Abstract: When working with footage of Hollywood stars, avant-garde filmmakers subject these stars' images to a complex dialectic of
critique and admiration, analysis and appreciation, deconstruction and reconstruction. The resulting images invest the stars'
original auras with a new, more ambiguous significance.
Ruth D. Johnston
Abstract: Against a backdrop of theorizations of the bourgeois subject and the grotesque body, abjection, and carnival, this essay analyzes
the function of the "demarcating imperative" manifested in the spatial and temporal structures of "The Cook, the Thief, His
Wife, and Her Lover" (1990) and relates these to its spectacles of disgust on the one hand and to the critique of consumer
society on the other.
Abstract: This essay aligns the emphasis on color in Krzysztof Kieślowski's "Three Colors" trilogy with his explicit renunciation of
political discourse. The trilogy undermines the bipolarity so often associated with such discourse through the antithetical
meanings its narratives associate with the colors and through the existentialism that propels each of the principal characters
unexpectedly from one position to its opposite.
Kevin J. Hayes

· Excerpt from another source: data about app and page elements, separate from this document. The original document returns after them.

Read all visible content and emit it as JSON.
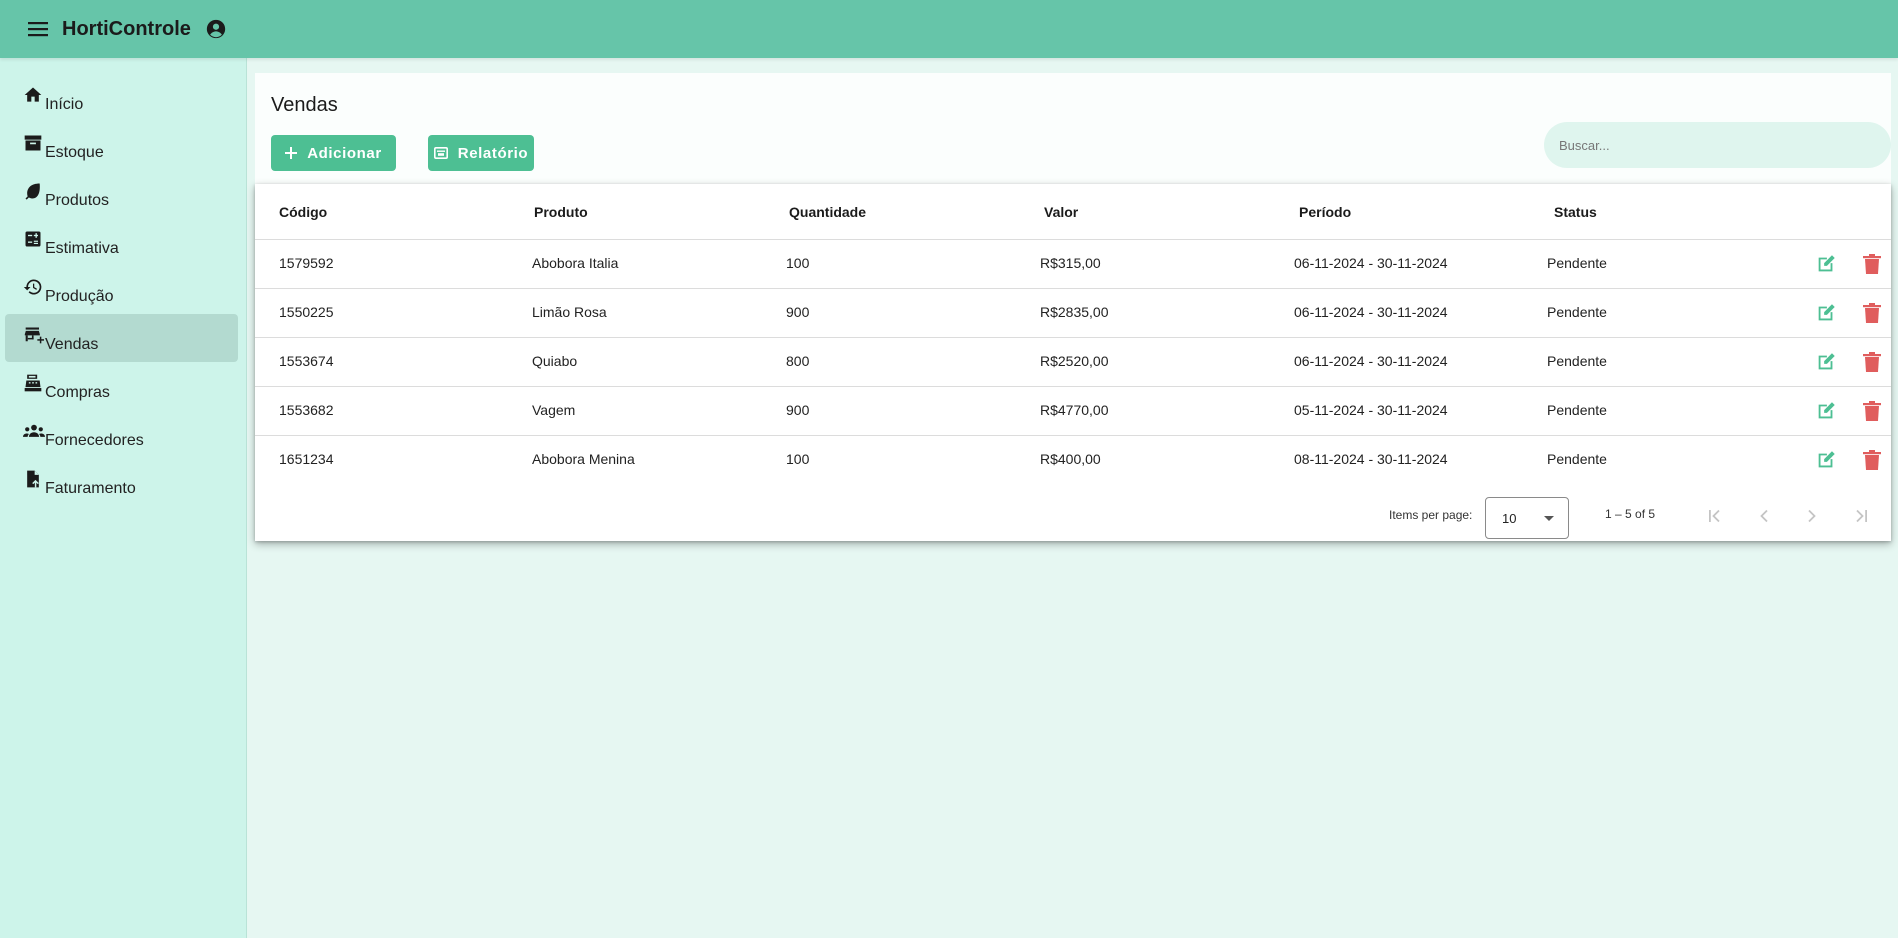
{
  "app": {
    "title": "HortiControle"
  },
  "sidebar": {
    "items": [
      {
        "label": "Início",
        "icon": "home-icon"
      },
      {
        "label": "Estoque",
        "icon": "archive-icon"
      },
      {
        "label": "Produtos",
        "icon": "leaf-icon"
      },
      {
        "label": "Estimativa",
        "icon": "calculator-icon"
      },
      {
        "label": "Produção",
        "icon": "history-icon"
      },
      {
        "label": "Vendas",
        "icon": "store-icon",
        "active": true
      },
      {
        "label": "Compras",
        "icon": "cash-register-icon"
      },
      {
        "label": "Fornecedores",
        "icon": "groups-icon"
      },
      {
        "label": "Faturamento",
        "icon": "file-invoice-icon"
      }
    ]
  },
  "page": {
    "title": "Vendas",
    "add_label": "Adicionar",
    "report_label": "Relatório",
    "search_placeholder": "Buscar..."
  },
  "table": {
    "headers": [
      "Código",
      "Produto",
      "Quantidade",
      "Valor",
      "Período",
      "Status"
    ],
    "rows": [
      [
        "1579592",
        "Abobora Italia",
        "100",
        "R$315,00",
        "06-11-2024 - 30-11-2024",
        "Pendente"
      ],
      [
        "1550225",
        "Limão Rosa",
        "900",
        "R$2835,00",
        "06-11-2024 - 30-11-2024",
        "Pendente"
      ],
      [
        "1553674",
        "Quiabo",
        "800",
        "R$2520,00",
        "06-11-2024 - 30-11-2024",
        "Pendente"
      ],
      [
        "1553682",
        "Vagem",
        "900",
        "R$4770,00",
        "05-11-2024 - 30-11-2024",
        "Pendente"
      ],
      [
        "1651234",
        "Abobora Menina",
        "100",
        "R$400,00",
        "08-11-2024 - 30-11-2024",
        "Pendente"
      ]
    ]
  },
  "paginator": {
    "items_per_page_label": "Items per page:",
    "page_size": "10",
    "range_label": "1 – 5 of 5"
  },
  "colors": {
    "topbar": "#66c5a9",
    "sidebar": "#cdf4ea",
    "accent": "#4dbf93",
    "edit": "#4dbf93",
    "delete": "#e05d5d"
  }
}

Abstract: Despite its poignancy and its wide-ranging cultural implications, "Comment Ça Va" (1976) remains one of Jean-Luc Godard's

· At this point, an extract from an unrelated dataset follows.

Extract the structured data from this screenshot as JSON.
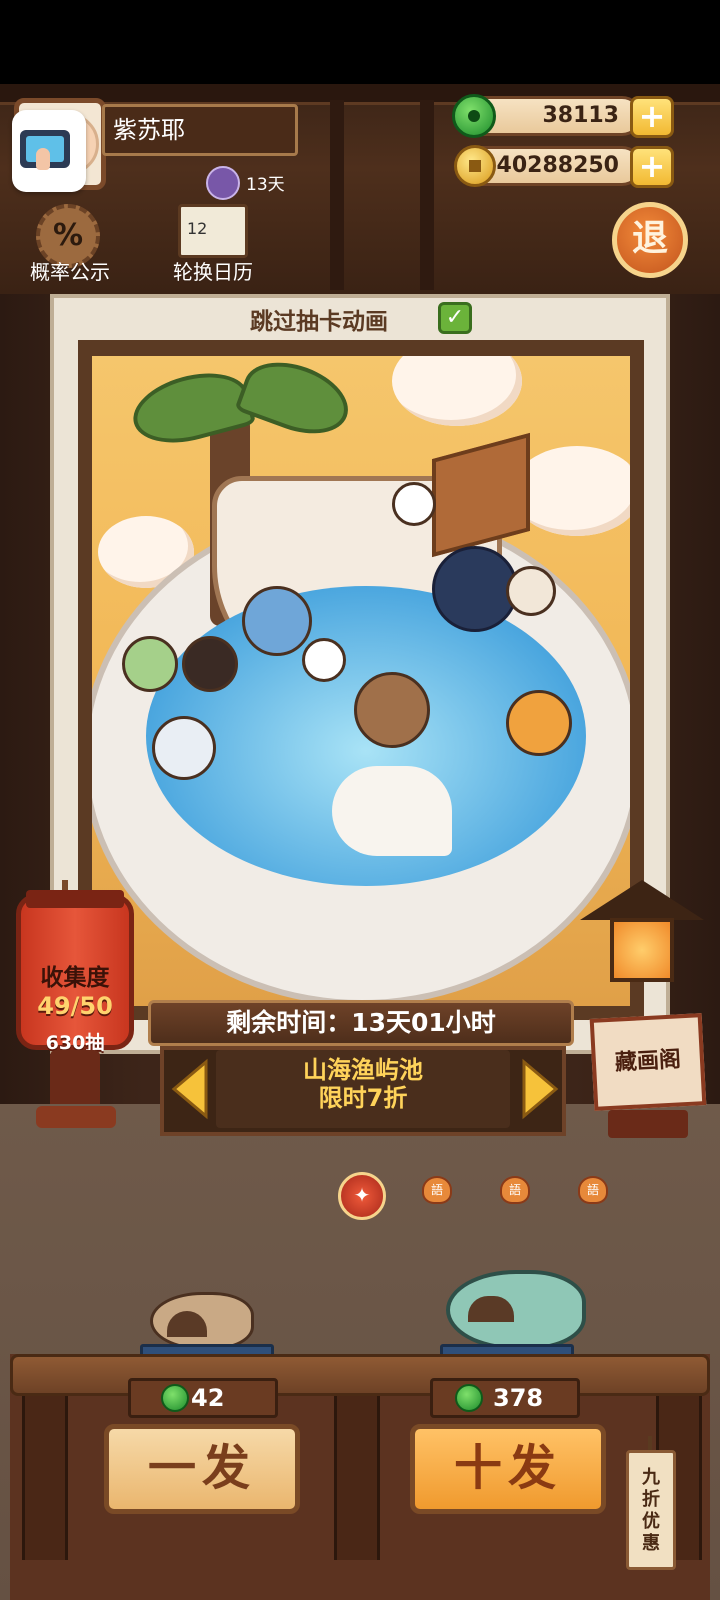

least-known films. Using technological theories of communication and applying new discoveries in genetics, Godard tells a
self-reflexive story about a newspaperman's effort to make a video about the newspaper business and to make contact with his
son that amounts to a virtual meta-essay on the communication process.
Abstract: This essay considers how Hollywood presented the song "St. Louis Blues" in a number of movies during the early to mid-1930s.
It argues that the tune's history and accumulated use in films enabled Hollywood to employ it in an increasingly complex manner
to evoke essential questions about female sexuality, class, and race.
Abstract: Silent cinema has an acoustic dimension that originates in the image and can be materialized through its plastic compositions.
The twofold aim of this essay is to weigh several theories about how spectators comprehend "visual sounds" and to illustrate
the masterful use of visual acoustics in F. W. Murnau's "Sunrise" (1927).
Eric Schaefer, Dan Streible
Paula J. Massood, Sudhir Mahadevan